Where is the R2P for an approximated 400,000 dead Darurians? Where is the human security for them? Are Africans not subject to UN Security Council protection in such conflicts? When a regional body (here the African Union) is, despite best efforts, unable to stop the carnage, the UN Charter requires the Security Council to act. Some observers say that China and Russia will veto anything. Let’s call their bluff and see if they want to defend publicly the Khartoum regime.
Is it only Europeans who are eligible for humanitarian interventions? Some of the same governments who let the killing and ‘ethnic cleansing’ rapes drag on for 40 months in Bosnia-Herzegovina, with 200,000 dead, claiming it was impossible to stop ‘ancient hatreds,’ are now trivializing Darfur as a ‘tribal conflict.’ The US Deputy Secretary of State, Robert Zoellick, for one, said as much in Sudan earlier this month. He should know better. The cause of the killing, burning and raping in Darfur is undisputedly the Government of Sudan, which wants to empty Darfur of its ‘African’ residents.
In the case of Bosnia, approximately 60 governments, led by the Clinton administration and NATO finally sent approximately 60,000 peacemakers, including about 1,500 Canadian troops, to stop the mayhem a decade ago. Where is the political will in Ottawa, Brussels, Addis or Washington to do intervene in Darfur, with already 400,000 dead?
The book From Peacekeeping to Peacemaking by Professor Nicholas Gammer of B.C.’s Okanagan University College makes some key points. Two only:
Both the Mulroney and Chrétien governments rejected the traditional Canadian practice of non-intervention when a government is systematically violating the security and human rights of its nationals.
Both governments worked to build co-operation among the Commission for Security and Cooperation in Europe (CSCE), NATO and UN and institutionalize multilateral intervention where needed. Both challenged the boundaries of state sovereignty. The new ‘ethic of intervention’ continued after 1993. Where is it now in the face of the continuing Darfurean catastrophe?
Darfur is indeed Rwanda in slower motion. The question is when is the international community going to decide to stop it? Will it take a ‘Hotel Rwanda’ about Darfur to spur us into action?
Where is Paul Martin in all this? His task force on Sudan spokesperson, Robert Fowler, last month pronounced it not a genocide. Earlier, Martin’s government even attempted to have the Bush administration persuade the US District Court of New York to dismiss the court action against Talisman Energy for its alleged atrocities in Sudan. The action by the Presbyterian Church of Sudan and others is proceeding because the judge refused to agree with the point of view of the governments of the US and Canada.
All the evidence indicates that what is happening in Darfur is indeed a genocide. For Canada to continue with its current policy would be to betray not only the R2P, but its own foreign policy and the human rights it purports to protect. A true commitment to R2P means that we should have insisted long ago that Sudan has forfeited the right to decide who protects the people of Darfur.
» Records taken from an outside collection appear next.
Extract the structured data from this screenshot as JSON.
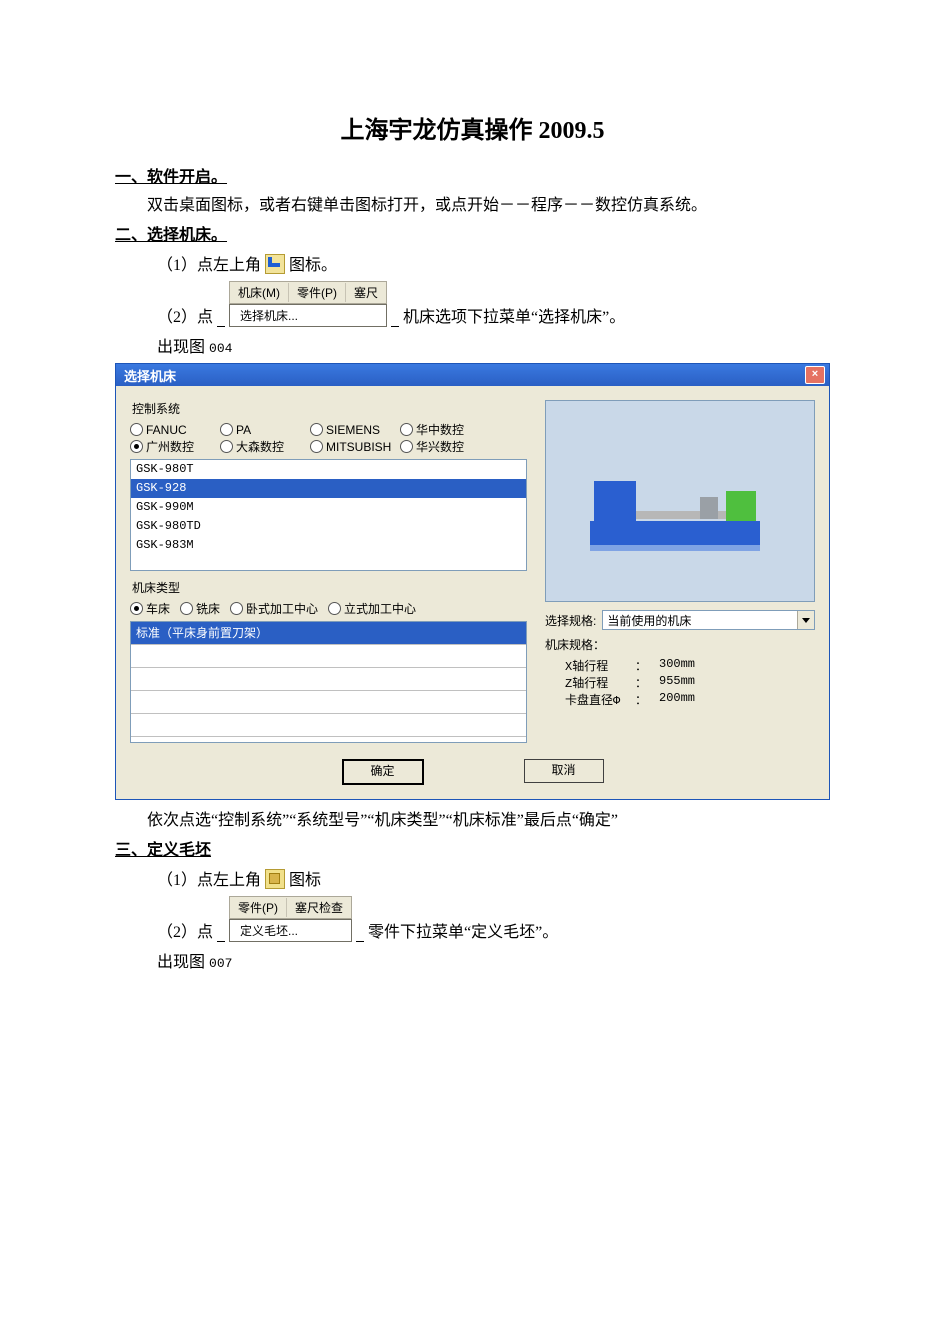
{
  "title": "上海宇龙仿真操作 2009.5",
  "h1": "一、软件开启。",
  "p1": "双击桌面图标，或者右键单击图标打开，或点开始－－程序－－数控仿真系统。",
  "h2": "二、选择机床。",
  "s2_1_a": "（1）点左上角",
  "s2_1_b": "图标。",
  "menubar1": {
    "m0": "机床(M)",
    "m1": "零件(P)",
    "m2": "塞尺"
  },
  "menudrop1": "选择机床...",
  "s2_2_a": "（2）点",
  "s2_2_b": "机床选项下拉菜单“选择机床”。",
  "s2_fig": "出现图",
  "s2_fig_no": "004",
  "dialog": {
    "title": "选择机床",
    "close": "×",
    "ctrl_label": "控制系统",
    "ctrl": [
      "FANUC",
      "PA",
      "SIEMENS",
      "华中数控",
      "广州数控",
      "大森数控",
      "MITSUBISH",
      "华兴数控"
    ],
    "models": [
      "GSK-980T",
      "GSK-928",
      "GSK-990M",
      "GSK-980TD",
      "GSK-983M"
    ],
    "type_label": "机床类型",
    "types": [
      "车床",
      "铣床",
      "卧式加工中心",
      "立式加工中心"
    ],
    "standard": "标准（平床身前置刀架）",
    "spec_label": "选择规格:",
    "spec_sel": "当前使用的机床",
    "spec_title": "机床规格：",
    "spec": [
      {
        "k": "X轴行程",
        "v": "300mm"
      },
      {
        "k": "Z轴行程",
        "v": "955mm"
      },
      {
        "k": "卡盘直径Φ",
        "v": "200mm"
      }
    ],
    "ok": "确定",
    "cancel": "取消"
  },
  "s2_after": "依次点选“控制系统”“系统型号”“机床类型”“机床标准”最后点“确定”",
  "h3": "三、定义毛坯",
  "s3_1_a": "（1）点左上角",
  "s3_1_b": "图标",
  "menubar2": {
    "m0": "零件(P)",
    "m1": "塞尺检查"
  },
  "menudrop2": "定义毛坯...",
  "s3_2_a": "（2）点",
  "s3_2_b": "零件下拉菜单“定义毛坯”。",
  "s3_fig": "出现图",
  "s3_fig_no": "007"
}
Hello there, could pls post this articles, David Kilgour, P.C; M.P